◆ **The records**
....

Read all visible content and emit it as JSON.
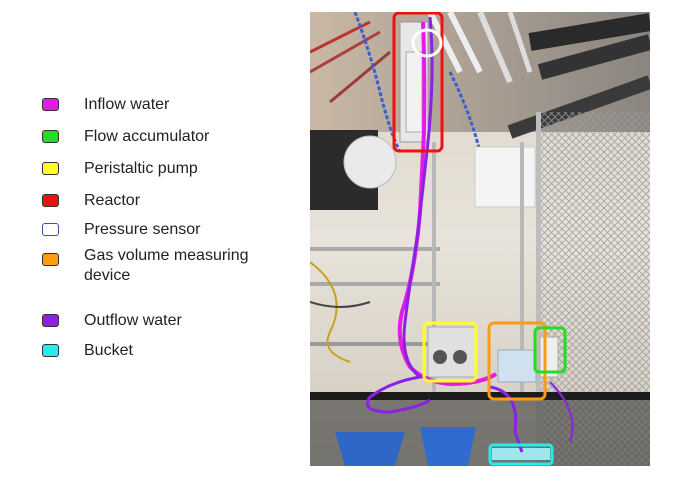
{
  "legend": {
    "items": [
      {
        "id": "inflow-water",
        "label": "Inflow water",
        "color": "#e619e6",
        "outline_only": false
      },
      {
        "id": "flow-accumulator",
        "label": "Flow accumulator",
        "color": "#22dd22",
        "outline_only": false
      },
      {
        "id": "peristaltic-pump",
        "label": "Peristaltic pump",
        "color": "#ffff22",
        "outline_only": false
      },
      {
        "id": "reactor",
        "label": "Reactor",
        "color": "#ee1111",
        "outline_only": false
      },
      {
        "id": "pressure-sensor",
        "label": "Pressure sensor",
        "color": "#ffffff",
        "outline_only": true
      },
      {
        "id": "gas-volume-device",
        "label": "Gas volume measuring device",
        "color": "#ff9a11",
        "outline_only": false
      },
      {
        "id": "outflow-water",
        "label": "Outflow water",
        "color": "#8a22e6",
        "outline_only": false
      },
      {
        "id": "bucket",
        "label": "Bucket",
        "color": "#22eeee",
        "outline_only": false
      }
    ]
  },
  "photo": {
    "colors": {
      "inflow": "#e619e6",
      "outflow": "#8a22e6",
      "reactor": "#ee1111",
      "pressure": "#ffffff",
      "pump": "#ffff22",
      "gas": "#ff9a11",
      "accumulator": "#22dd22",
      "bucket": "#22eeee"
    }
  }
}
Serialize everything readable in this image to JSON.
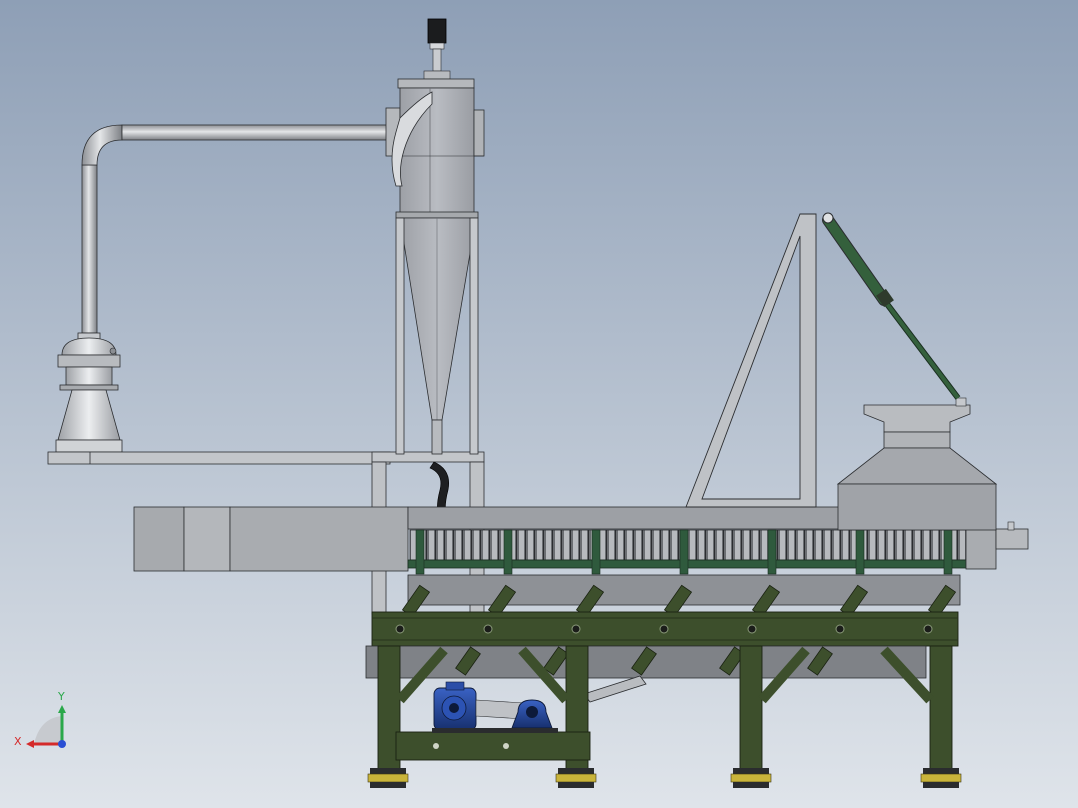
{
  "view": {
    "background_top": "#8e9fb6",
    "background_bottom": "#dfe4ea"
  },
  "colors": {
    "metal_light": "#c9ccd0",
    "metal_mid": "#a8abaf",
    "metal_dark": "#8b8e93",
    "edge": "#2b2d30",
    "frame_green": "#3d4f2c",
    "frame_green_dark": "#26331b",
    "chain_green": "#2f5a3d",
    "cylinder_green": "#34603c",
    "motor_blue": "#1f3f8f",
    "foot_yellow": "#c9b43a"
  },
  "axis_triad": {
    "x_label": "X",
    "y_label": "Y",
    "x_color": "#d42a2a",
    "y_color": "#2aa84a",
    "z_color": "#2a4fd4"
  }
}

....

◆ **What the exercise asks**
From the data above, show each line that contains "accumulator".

◆ **Completed exercise**
        "id": "flow-accumulator",
        "label": "Flow accumulator",
      "accumulator": "#22dd22",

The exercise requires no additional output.